Data records for software interfaces:
————

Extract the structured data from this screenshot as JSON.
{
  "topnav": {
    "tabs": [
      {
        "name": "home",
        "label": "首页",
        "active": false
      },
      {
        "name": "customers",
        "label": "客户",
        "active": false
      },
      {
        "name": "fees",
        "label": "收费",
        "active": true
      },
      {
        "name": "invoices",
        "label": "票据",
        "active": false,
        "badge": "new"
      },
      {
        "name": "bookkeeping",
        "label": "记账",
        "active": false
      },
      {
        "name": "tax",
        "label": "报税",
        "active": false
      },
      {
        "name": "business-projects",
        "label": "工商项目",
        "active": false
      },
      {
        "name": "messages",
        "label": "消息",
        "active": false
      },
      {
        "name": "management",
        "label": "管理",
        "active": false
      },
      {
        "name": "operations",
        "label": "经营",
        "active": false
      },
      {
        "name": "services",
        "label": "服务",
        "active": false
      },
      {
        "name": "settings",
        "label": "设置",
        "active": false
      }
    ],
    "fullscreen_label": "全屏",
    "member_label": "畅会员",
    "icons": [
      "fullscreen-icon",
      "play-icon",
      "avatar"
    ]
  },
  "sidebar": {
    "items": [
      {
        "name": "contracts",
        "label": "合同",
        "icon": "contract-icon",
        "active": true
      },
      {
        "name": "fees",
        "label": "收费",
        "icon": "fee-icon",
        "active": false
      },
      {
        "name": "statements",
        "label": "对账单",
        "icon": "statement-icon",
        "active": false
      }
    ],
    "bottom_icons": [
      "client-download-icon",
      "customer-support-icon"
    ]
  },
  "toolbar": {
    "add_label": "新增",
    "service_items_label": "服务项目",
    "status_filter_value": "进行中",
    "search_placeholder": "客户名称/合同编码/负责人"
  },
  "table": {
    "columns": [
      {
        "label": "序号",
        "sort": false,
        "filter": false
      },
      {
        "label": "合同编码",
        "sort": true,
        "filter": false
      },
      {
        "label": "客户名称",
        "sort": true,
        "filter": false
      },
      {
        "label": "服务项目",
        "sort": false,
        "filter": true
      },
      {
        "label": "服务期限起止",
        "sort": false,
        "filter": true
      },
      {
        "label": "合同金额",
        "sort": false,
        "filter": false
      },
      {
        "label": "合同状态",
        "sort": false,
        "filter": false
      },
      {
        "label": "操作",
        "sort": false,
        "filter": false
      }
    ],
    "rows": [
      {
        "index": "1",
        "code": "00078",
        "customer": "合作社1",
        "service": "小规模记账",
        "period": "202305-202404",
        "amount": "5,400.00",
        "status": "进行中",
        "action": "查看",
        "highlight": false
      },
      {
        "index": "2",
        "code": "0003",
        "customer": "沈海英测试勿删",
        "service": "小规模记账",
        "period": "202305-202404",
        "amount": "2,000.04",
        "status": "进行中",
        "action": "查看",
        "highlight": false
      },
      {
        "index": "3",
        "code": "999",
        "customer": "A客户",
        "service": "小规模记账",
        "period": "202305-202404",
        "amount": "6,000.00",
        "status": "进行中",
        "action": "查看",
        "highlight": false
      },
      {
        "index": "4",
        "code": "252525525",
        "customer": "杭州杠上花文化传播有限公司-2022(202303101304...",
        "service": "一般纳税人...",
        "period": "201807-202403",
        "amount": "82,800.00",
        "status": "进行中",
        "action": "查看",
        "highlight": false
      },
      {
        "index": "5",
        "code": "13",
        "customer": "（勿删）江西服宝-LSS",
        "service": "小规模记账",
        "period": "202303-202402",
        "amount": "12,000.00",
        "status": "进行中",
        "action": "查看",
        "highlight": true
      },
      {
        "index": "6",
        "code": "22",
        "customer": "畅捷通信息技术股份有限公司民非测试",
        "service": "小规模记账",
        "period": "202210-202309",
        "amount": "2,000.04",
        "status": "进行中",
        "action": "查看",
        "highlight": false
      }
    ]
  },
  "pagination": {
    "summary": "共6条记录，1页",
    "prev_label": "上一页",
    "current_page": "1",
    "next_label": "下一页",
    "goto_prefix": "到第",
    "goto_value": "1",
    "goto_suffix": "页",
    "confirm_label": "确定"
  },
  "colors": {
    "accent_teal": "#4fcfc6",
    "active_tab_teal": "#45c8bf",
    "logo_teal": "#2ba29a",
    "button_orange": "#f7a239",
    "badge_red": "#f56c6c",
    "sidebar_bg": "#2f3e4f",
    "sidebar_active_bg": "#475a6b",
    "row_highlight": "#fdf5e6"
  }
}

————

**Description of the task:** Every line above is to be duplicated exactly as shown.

**Written response:**
Extract the structured data from this screenshot as JSON.
{
  "topnav": {
    "tabs": [
      {
        "name": "home",
        "label": "首页",
        "active": false
      },
      {
        "name": "customers",
        "label": "客户",
        "active": false
      },
      {
        "name": "fees",
        "label": "收费",
        "active": true
      },
      {
        "name": "invoices",
        "label": "票据",
        "active": false,
        "badge": "new"
      },
      {
        "name": "bookkeeping",
        "label": "记账",
        "active": false
      },
      {
        "name": "tax",
        "label": "报税",
        "active": false
      },
      {
        "name": "business-projects",
        "label": "工商项目",
        "active": false
      },
      {
        "name": "messages",
        "label": "消息",
        "active": false
      },
      {
        "name": "management",
        "label": "管理",
        "active": false
      },
      {
        "name": "operations",
        "label": "经营",
        "active": false
      },
      {
        "name": "services",
        "label": "服务",
        "active": false
      },
      {
        "name": "settings",
        "label": "设置",
        "active": false
      }
    ],
    "fullscreen_label": "全屏",
    "member_label": "畅会员",
    "icons": [
      "fullscreen-icon",
      "play-icon",
      "avatar"
    ]
  },
  "sidebar": {
    "items": [
      {
        "name": "contracts",
        "label": "合同",
        "icon": "contract-icon",
        "active": true
      },
      {
        "name": "fees",
        "label": "收费",
        "icon": "fee-icon",
        "active": false
      },
      {
        "name": "statements",
        "label": "对账单",
        "icon": "statement-icon",
        "active": false
      }
    ],
    "bottom_icons": [
      "client-download-icon",
      "customer-support-icon"
    ]
  },
  "toolbar": {
    "add_label": "新增",
    "service_items_label": "服务项目",
    "status_filter_value": "进行中",
    "search_placeholder": "客户名称/合同编码/负责人"
  },
  "table": {
    "columns": [
      {
        "label": "序号",
        "sort": false,
        "filter": false
      },
      {
        "label": "合同编码",
        "sort": true,
        "filter": false
      },
      {
        "label": "客户名称",
        "sort": true,
        "filter": false
      },
      {
        "label": "服务项目",
        "sort": false,
        "filter": true
      },
      {
        "label": "服务期限起止",
        "sort": false,
        "filter": true
      },
      {
        "label": "合同金额",
        "sort": false,
        "filter": false
      },
      {
        "label": "合同状态",
        "sort": false,
        "filter": false
      },
      {
        "label": "操作",
        "sort": false,
        "filter": false
      }
    ],
    "rows": [
      {
        "index": "1",
        "code": "00078",
        "customer": "合作社1",
        "service": "小规模记账",
        "period": "202305-202404",
        "amount": "5,400.00",
        "status": "进行中",
        "action": "查看",
        "highlight": false
      },
      {
        "index": "2",
        "code": "0003",
        "customer": "沈海英测试勿删",
        "service": "小规模记账",
        "period": "202305-202404",
        "amount": "2,000.04",
        "status": "进行中",
        "action": "查看",
        "highlight": false
      },
      {
        "index": "3",
        "code": "999",
        "customer": "A客户",
        "service": "小规模记账",
        "period": "202305-202404",
        "amount": "6,000.00",
        "status": "进行中",
        "action": "查看",
        "highlight": false
      },
      {
        "index": "4",
        "code": "252525525",
        "customer": "杭州杠上花文化传播有限公司-2022(202303101304...",
        "service": "一般纳税人...",
        "period": "201807-202403",
        "amount": "82,800.00",
        "status": "进行中",
        "action": "查看",
        "highlight": false
      },
      {
        "index": "5",
        "code": "13",
        "customer": "（勿删）江西服宝-LSS",
        "service": "小规模记账",
        "period": "202303-202402",
        "amount": "12,000.00",
        "status": "进行中",
        "action": "查看",
        "highlight": true
      },
      {
        "index": "6",
        "code": "22",
        "customer": "畅捷通信息技术股份有限公司民非测试",
        "service": "小规模记账",
        "period": "202210-202309",
        "amount": "2,000.04",
        "status": "进行中",
        "action": "查看",
        "highlight": false
      }
    ]
  },
  "pagination": {
    "summary": "共6条记录，1页",
    "prev_label": "上一页",
    "current_page": "1",
    "next_label": "下一页",
    "goto_prefix": "到第",
    "goto_value": "1",
    "goto_suffix": "页",
    "confirm_label": "确定"
  },
  "colors": {
    "accent_teal": "#4fcfc6",
    "active_tab_teal": "#45c8bf",
    "logo_teal": "#2ba29a",
    "button_orange": "#f7a239",
    "badge_red": "#f56c6c",
    "sidebar_bg": "#2f3e4f",
    "sidebar_active_bg": "#475a6b",
    "row_highlight": "#fdf5e6"
  }
}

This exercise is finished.